In the spring of 2014, Gwenyth Paltrow published a blog post to her website, Goop, that started the divorce discussion of a decade. As media picked up her announcement, and the unusual term, millions of people thought, “What is conscious uncoupling?” And, moreover, how is it different than a regular old divorce? To answer these questions, we have to look back at the creator of the now famous two words, Katherine Woodward Thomas.

Katherine created the concept of getting “un-married” when her very own marriage of ten years began to unfold. Her then husband, who she’s now amicably dubbed her “wasband,” was not only her partner in life for ten years but also the star subject of her relationship book. The subject matter of which was all about attracting true love and building a solid relationship.

Not only was she floored by her marriage heading to divorce (this would be her second divorce), but she couldn’t imagine going through the judgment of friends and family, people taking sides, one partner attacking the other or the overall shameful feelings that come with the idea of failure. She decided that this would not be a “traditional divorce” in the sense that society has grown accustomed to. It would be something more meaningful, loving and serene.

If you think of how most relationships end, it’s generally because one or both partners are at fault. They’re blamed with having done something – or not done something. Our instinct, as humans, is to identify the problem. When in a relationship nearing its end, partners tend to try to find the problem in the other. Katherine’s concept, on the other hand, encourages partners to acknowledge the larger issues and focus on moving forward. If it’s been decided that a relationship’s over, there’s no point in overanalyzing every action or word ever said in order to assign blame. What’s important is moving forward in the least damaging way, to both parties, possible.

Fundamentally, consciously uncoupling comes down to authentically appreciating the good in the relationship and working to ensure both partners are happy, ready and able to move forward in life and love. Where extended families or children are involved, it’s about continuing to foster a sense of family – even if there is no longer a relationship status or binding tie in the eyes of the law.

For most, the idea of witnessing – and actively taking part – in the undoing of a union is tragic. Even Katherine herself admits to being devastated and has been quick to acknowledge that she wouldn’t have considered her husband a “friend” during the divorce proceedings. Instead, she refers to their relationship as having had a “friendly atmosphere.”

If you’ve been through a divorce, are currently divorcing or are recently separated, it’s not too late to consciously uncouple. It can be done with both partners actively participating, or just one partner. At the end of the day, it’s all about how you feel about and approach the situation. Only you can control your feelings and actions, and you do have the power to begin again without anger, resentment and pain.

As it turns out, while Gwenyth was following the principles set forth by Woodward Thomas, it was Goop’s editor who titled the blog post “Conscious Uncoupling.” So while, in reality, Gwenyth was unfamiliar with Katherine’s work at the time that she wrote her blog post, her celebrity power has shed an incredibly bright light on the fundamental problems with divorce and, now, an increasingly more widely adapted alternative.

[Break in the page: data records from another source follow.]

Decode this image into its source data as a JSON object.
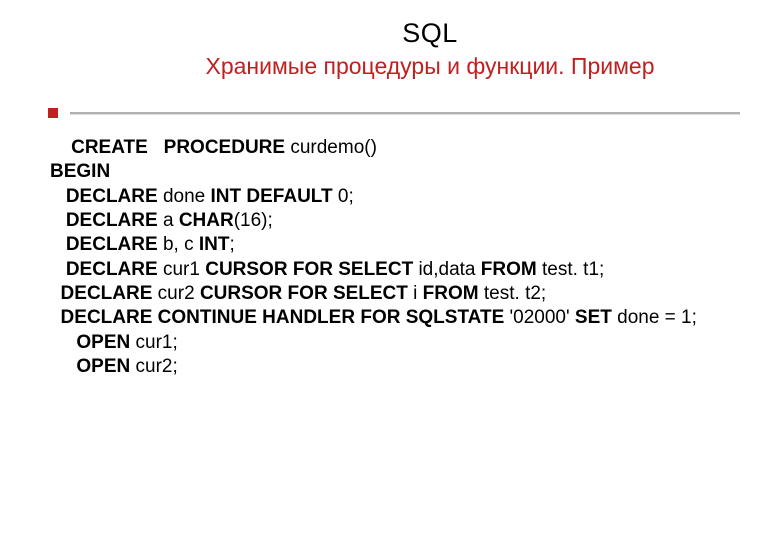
{
  "header": {
    "title": "SQL",
    "subtitle": "Хранимые процедуры и функции. Пример"
  },
  "code": {
    "l1a": "    CREATE   PROCEDURE",
    "l1b": " curdemo()",
    "l2": "BEGIN",
    "l3a": "   DECLARE",
    "l3b": " done ",
    "l3c": "INT DEFAULT",
    "l3d": " 0;",
    "l4a": "   DECLARE",
    "l4b": " a ",
    "l4c": "CHAR",
    "l4d": "(16);",
    "l5a": "   DECLARE",
    "l5b": " b, c ",
    "l5c": "INT",
    "l5d": ";",
    "l6a": "   DECLARE",
    "l6b": " cur1 ",
    "l6c": "CURSOR FOR SELECT",
    "l6d": " id,data ",
    "l6e": "FROM",
    "l6f": " test. t1;",
    "l7a": "  DECLARE",
    "l7b": " cur2 ",
    "l7c": "CURSOR FOR SELECT",
    "l7d": " i ",
    "l7e": "FROM",
    "l7f": " test. t2;",
    "l8a": "  DECLARE CONTINUE HANDLER FOR SQLSTATE",
    "l8b": " '02000' ",
    "l8c": "SET",
    "l8d": " done = 1;",
    "l9a": "     OPEN",
    "l9b": " cur1;",
    "l10a": "     OPEN",
    "l10b": " cur2;"
  }
}
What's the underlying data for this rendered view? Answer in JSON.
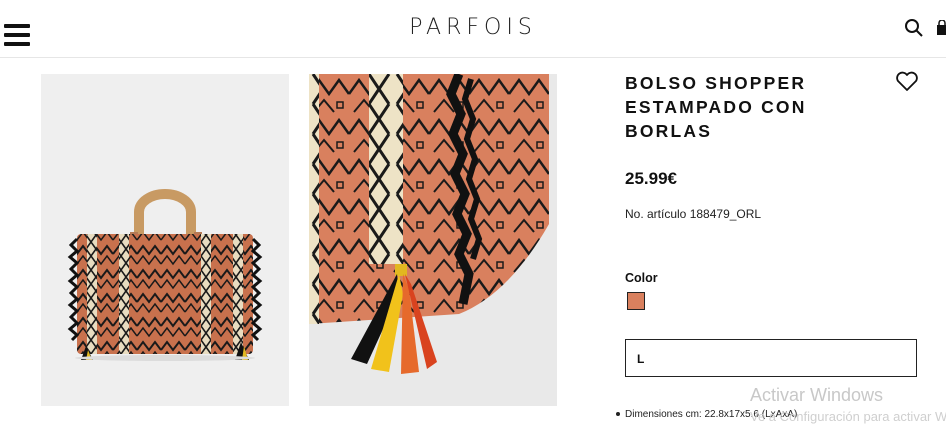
{
  "header": {
    "brand": "PARFOIS"
  },
  "product": {
    "title_lines": [
      "BOLSO SHOPPER",
      "ESTAMPADO CON",
      "BORLAS"
    ],
    "price": "25.99€",
    "reference": "No. artículo 188479_ORL",
    "color_label": "Color",
    "selected_color": "#d9805e",
    "size": "L",
    "dimensions": "Dimensiones cm: 22.8x17x5.6 (LxAxA)"
  },
  "watermark": {
    "line1": "Activar Windows",
    "line2": "Ve a Configuración para activar Windows."
  },
  "icons": {
    "menu": "menu-icon",
    "search": "search-icon",
    "bag": "bag-icon",
    "wishlist": "heart-icon"
  }
}
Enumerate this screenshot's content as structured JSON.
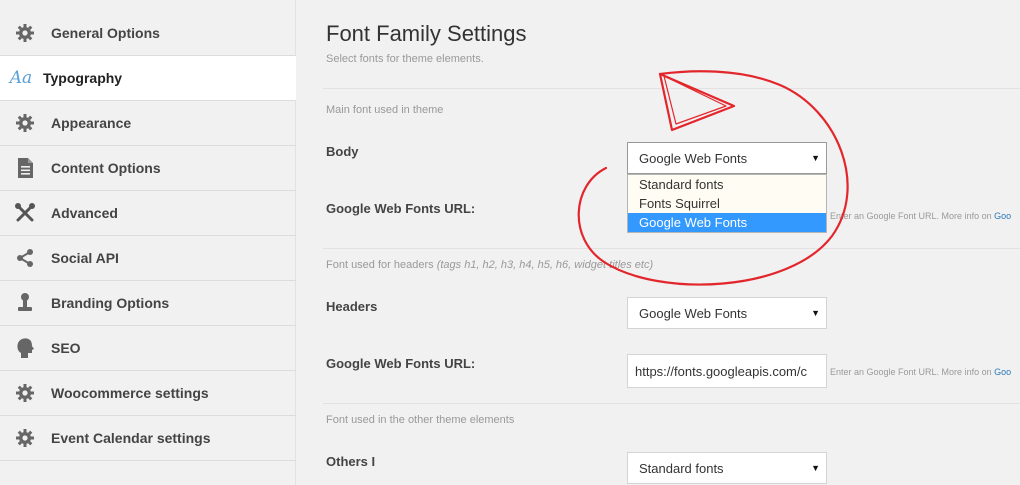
{
  "sidebar": {
    "items": [
      {
        "label": "General Options",
        "icon": "gear-icon"
      },
      {
        "label": "Typography",
        "icon": "typography-aa-icon",
        "icon_text": "Aa",
        "active": true
      },
      {
        "label": "Appearance",
        "icon": "gear-icon"
      },
      {
        "label": "Content Options",
        "icon": "document-icon"
      },
      {
        "label": "Advanced",
        "icon": "tools-icon"
      },
      {
        "label": "Social API",
        "icon": "share-icon"
      },
      {
        "label": "Branding Options",
        "icon": "stamp-icon"
      },
      {
        "label": "SEO",
        "icon": "head-profile-icon"
      },
      {
        "label": "Woocommerce settings",
        "icon": "gear-icon"
      },
      {
        "label": "Event Calendar settings",
        "icon": "gear-icon"
      }
    ]
  },
  "main": {
    "title": "Font Family Settings",
    "subtitle": "Select fonts for theme elements.",
    "sections": {
      "main_font": "Main font used in theme",
      "headers_font_prefix": "Font used for headers",
      "headers_font_tags": "(tags h1, h2, h3, h4, h5, h6, widget titles etc)",
      "other_font": "Font used in the other theme elements"
    },
    "body": {
      "label": "Body",
      "select_value": "Google Web Fonts",
      "dropdown_options": [
        "Standard fonts",
        "Fonts Squirrel",
        "Google Web Fonts"
      ],
      "selected_option": "Google Web Fonts"
    },
    "body_url": {
      "label": "Google Web Fonts URL:",
      "hint_text": "Enter an Google Font URL. More info on",
      "hint_link": "Goo"
    },
    "headers": {
      "label": "Headers",
      "select_value": "Google Web Fonts"
    },
    "headers_url": {
      "label": "Google Web Fonts URL:",
      "value": "https://fonts.googleapis.com/c",
      "hint_text": "Enter an Google Font URL. More info on",
      "hint_link": "Goo"
    },
    "others": {
      "label": "Others I",
      "select_value": "Standard fonts"
    }
  },
  "colors": {
    "sidebar_bg": "#f1f1f1",
    "active_item_bg": "#ffffff",
    "typography_icon": "#5aa0d6",
    "selected_option_bg": "#3399ff",
    "annotation_red": "#e3262c",
    "link": "#2a7ab8"
  }
}
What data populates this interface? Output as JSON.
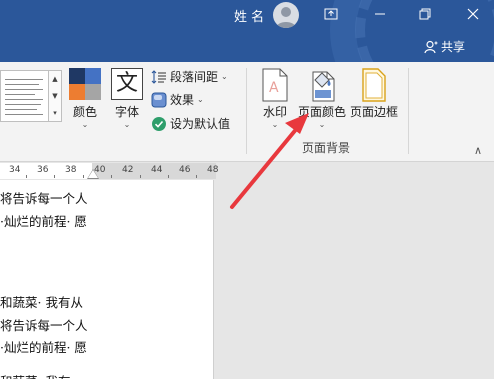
{
  "titlebar": {
    "user_name": "姓 名",
    "share_label": "共享",
    "controls": [
      "ribbon-display-icon",
      "minimize-icon",
      "restore-icon",
      "close-icon"
    ]
  },
  "ribbon": {
    "colors_label": "颜色",
    "fonts_label": "字体",
    "fonts_glyph": "文",
    "paragraph_spacing_label": "段落间距",
    "effects_label": "效果",
    "set_default_label": "设为默认值",
    "watermark_label": "水印",
    "page_color_label": "页面颜色",
    "page_borders_label": "页面边框",
    "page_background_group": "页面背景",
    "theme_swatches": [
      "#1f3864",
      "#4472c4",
      "#ed7d31",
      "#a5a5a5"
    ]
  },
  "ruler": {
    "labels": [
      "34",
      "36",
      "38",
      "40",
      "42",
      "44",
      "46",
      "48"
    ]
  },
  "document": {
    "lines": [
      "将告诉每一个人",
      "·灿烂的前程· 愿",
      "",
      "",
      "",
      "和蔬菜· 我有从",
      "将告诉每一个人",
      "·灿烂的前程· 愿",
      "",
      "和蔬菜· 我有"
    ]
  },
  "colors": {
    "titlebar": "#2b579a",
    "annotation_arrow": "#e8383d",
    "checkmark": "#2e9e6b"
  }
}
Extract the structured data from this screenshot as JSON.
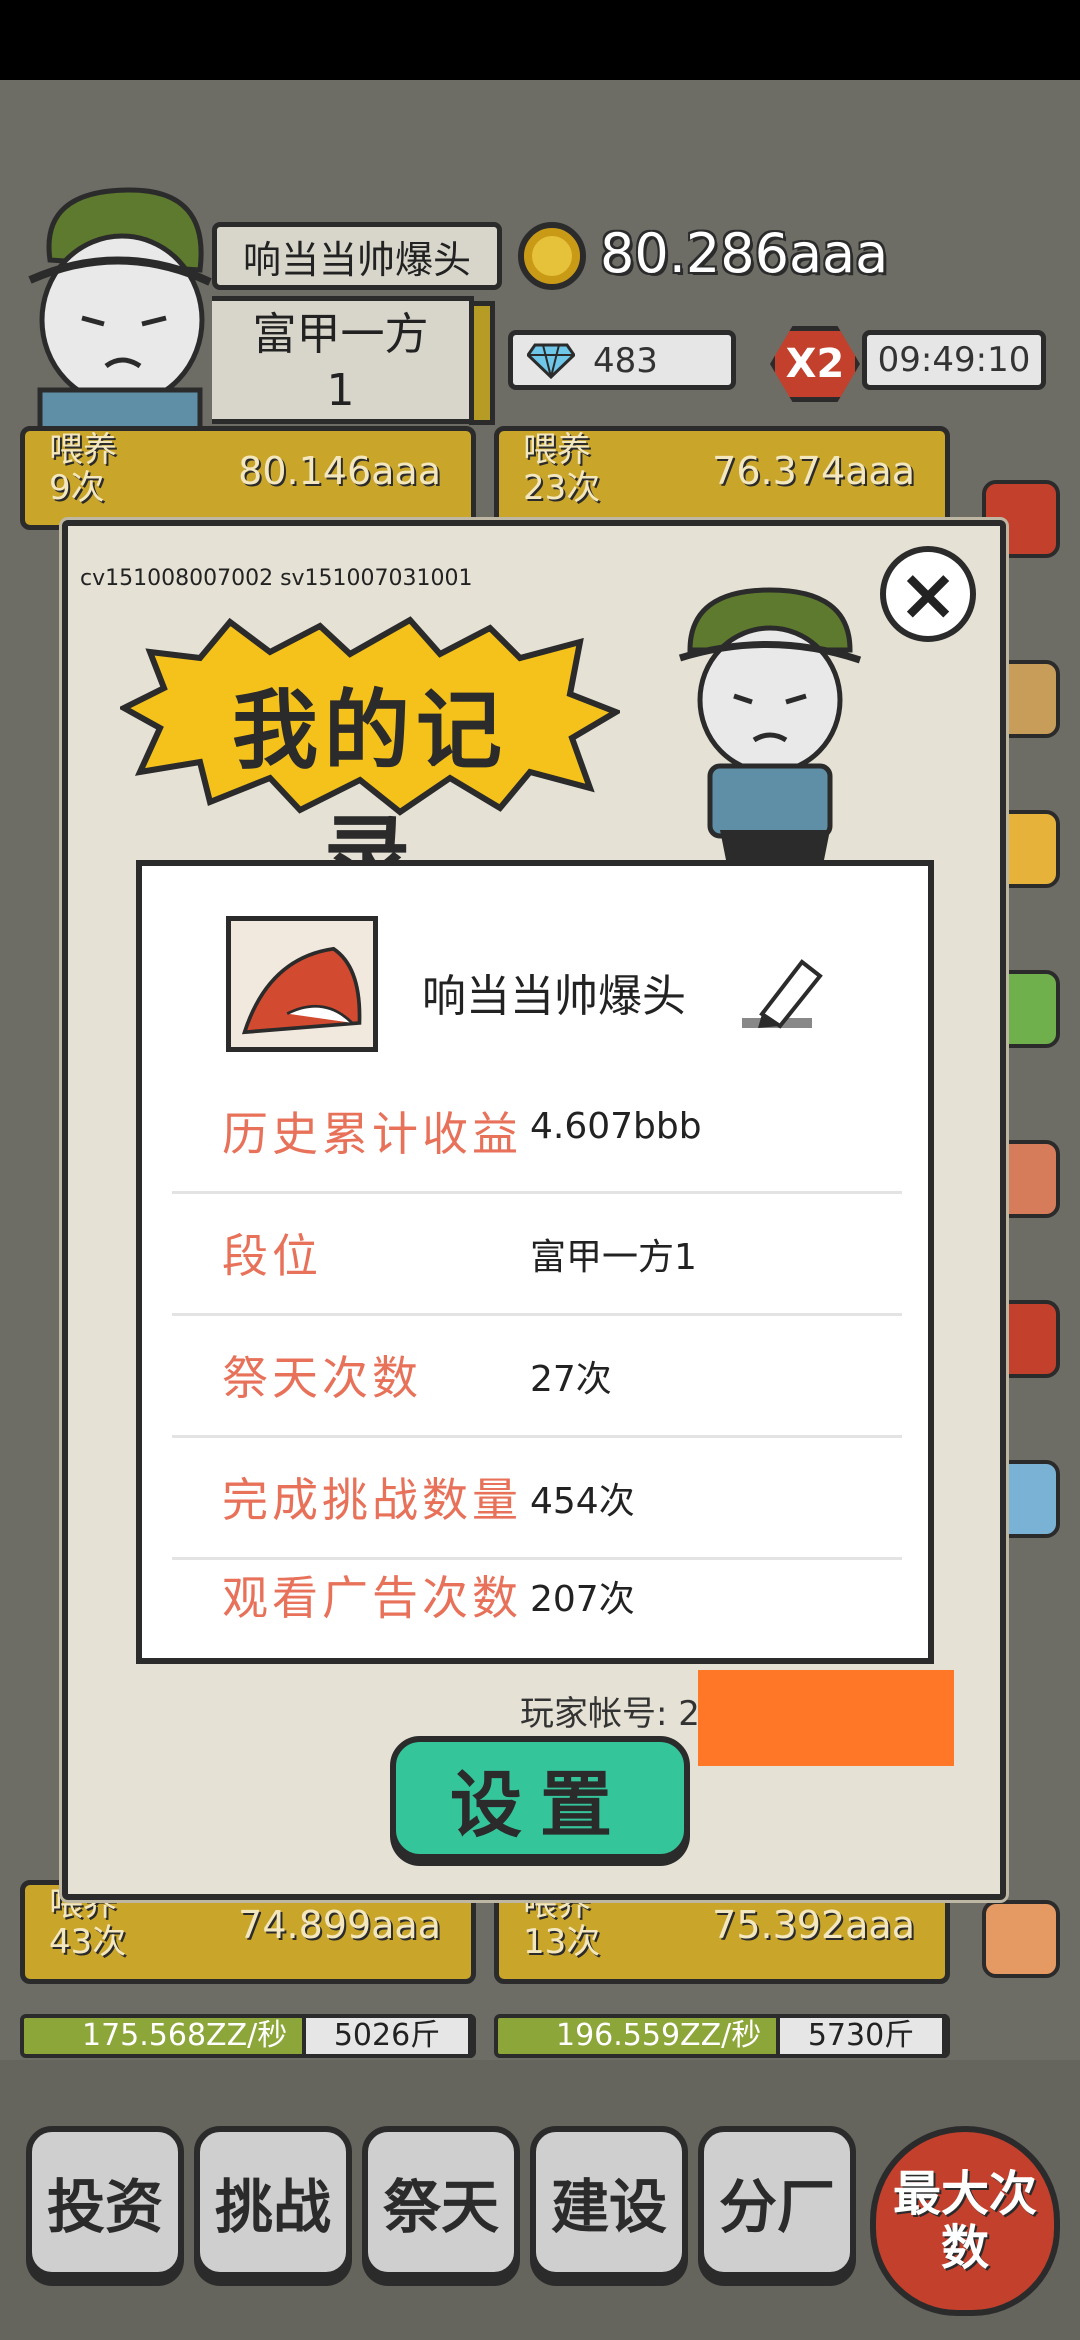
{
  "header": {
    "player_name": "响当当帅爆头",
    "rank_name": "富甲一方",
    "rank_level": "1",
    "coins": "80.286aaa",
    "gems": "483",
    "multiplier": "X2",
    "timer": "09:49:10"
  },
  "cards": [
    {
      "feed_label": "喂养",
      "feed_count": "9次",
      "amount": "80.146aaa"
    },
    {
      "feed_label": "喂养",
      "feed_count": "23次",
      "amount": "76.374aaa"
    },
    {
      "feed_label": "喂养",
      "feed_count": "43次",
      "amount": "74.899aaa"
    },
    {
      "feed_label": "喂养",
      "feed_count": "13次",
      "amount": "75.392aaa"
    }
  ],
  "strips": [
    {
      "rate": "175.568ZZ/秒",
      "weight": "5026斤"
    },
    {
      "rate": "196.559ZZ/秒",
      "weight": "5730斤"
    }
  ],
  "modal": {
    "version": "cv151008007002 sv151007031001",
    "title": "我的记录",
    "close_icon": "×",
    "profile_name": "响当当帅爆头",
    "rows": [
      {
        "label": "历史累计收益",
        "value": "4.607bbb"
      },
      {
        "label": "段位",
        "value": "富甲一方1"
      },
      {
        "label": "祭天次数",
        "value": "27次"
      },
      {
        "label": "完成挑战数量",
        "value": "454次"
      },
      {
        "label": "观看广告次数",
        "value": "207次"
      }
    ],
    "account_label": "玩家帐号: 2",
    "settings_label": "设置"
  },
  "nav": {
    "items": [
      "投资",
      "挑战",
      "祭天",
      "建设",
      "分厂"
    ],
    "max_label": "最大次数"
  },
  "colors": {
    "modal_bg": "#e5e1d4",
    "label_red": "#e8715a",
    "settings_green": "#35c59b",
    "title_yellow": "#f4c21b",
    "card_gold": "#c9a52a",
    "redact_orange": "#ff7727"
  }
}
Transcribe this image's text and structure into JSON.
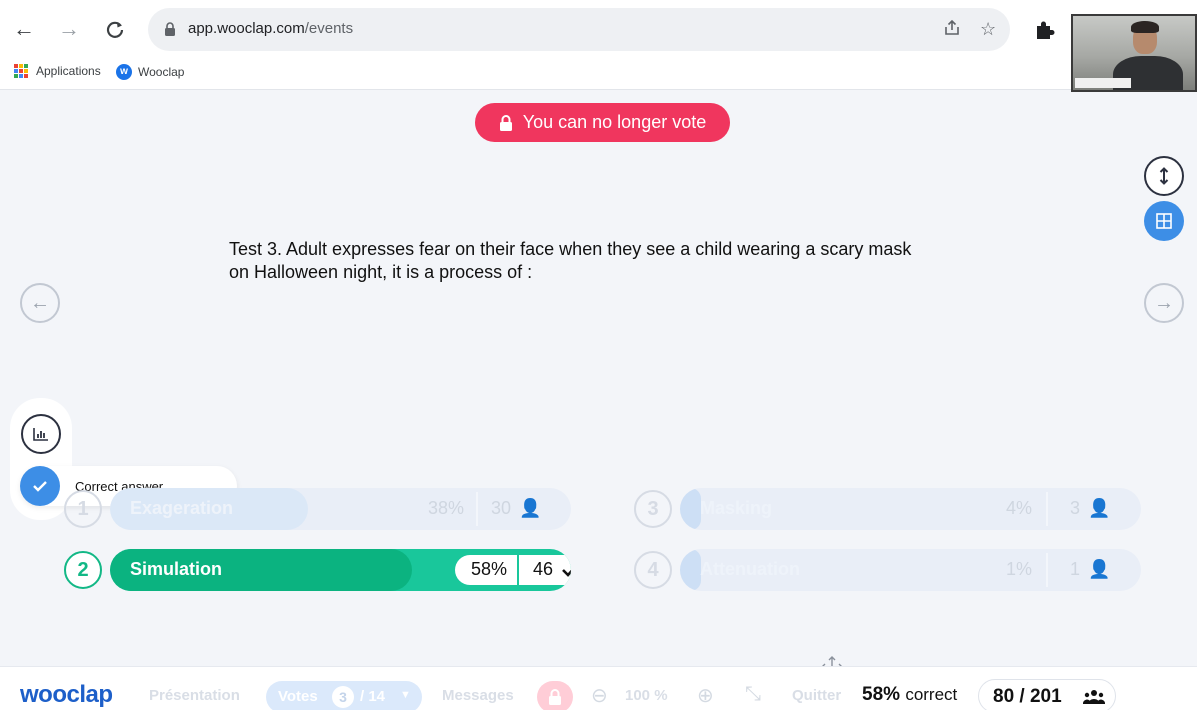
{
  "browser": {
    "url_host": "app.wooclap.com",
    "url_path": "/events",
    "bookmarks": [
      {
        "label": "Applications",
        "icon": "apps-grid-icon"
      },
      {
        "label": "Wooclap",
        "icon": "wooclap-logo-icon"
      }
    ]
  },
  "banner": {
    "text": "You can no longer vote",
    "color": "#f0365e"
  },
  "question": {
    "text": "Test 3. Adult expresses fear on their face when they see a child wearing a scary mask on Halloween night, it is a process of :"
  },
  "overlay": {
    "correct_answer_label": "Correct answer"
  },
  "answers": [
    {
      "num": "1",
      "label": "Exageration",
      "percent": "38%",
      "count": "30",
      "fraction": 0.38,
      "correct": false
    },
    {
      "num": "2",
      "label": "Simulation",
      "percent": "58%",
      "count": "46",
      "fraction": 0.58,
      "correct": true
    },
    {
      "num": "3",
      "label": "Masking",
      "percent": "4%",
      "count": "3",
      "fraction": 0.04,
      "correct": false
    },
    {
      "num": "4",
      "label": "Attenuation",
      "percent": "1%",
      "count": "1",
      "fraction": 0.01,
      "correct": false
    }
  ],
  "toolbar": {
    "logo": "wooclap",
    "presentation": "Présentation",
    "votes_label": "Votes",
    "votes_current": "3",
    "votes_total": "/ 14",
    "messages": "Messages",
    "zoom": "100 %",
    "quit": "Quitter",
    "correct_percent": "58%",
    "correct_word": "correct",
    "participation": "80 / 201"
  },
  "colors": {
    "correct_green": "#19c79b",
    "accent_blue": "#3d8ee6",
    "logo_blue": "#1d5fc9"
  }
}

If you’re wondering how it could ever be possible to face divorce, and particularly the more difficult aspects, with such a positive mindset, you might find this quote enlightening:

“So much that was beautiful and so much that was hard to bear. Yet whenever I showed myself ready to bear it, the hard was directly transformed into the beautiful.” - Katherine Woodward Thomas, Consciously Uncoupling: 5 Steps to Living Happily Even After

To your authenticity,

Love, Christine

Want to Become a Certified Dating Coach and Help Others Find Love?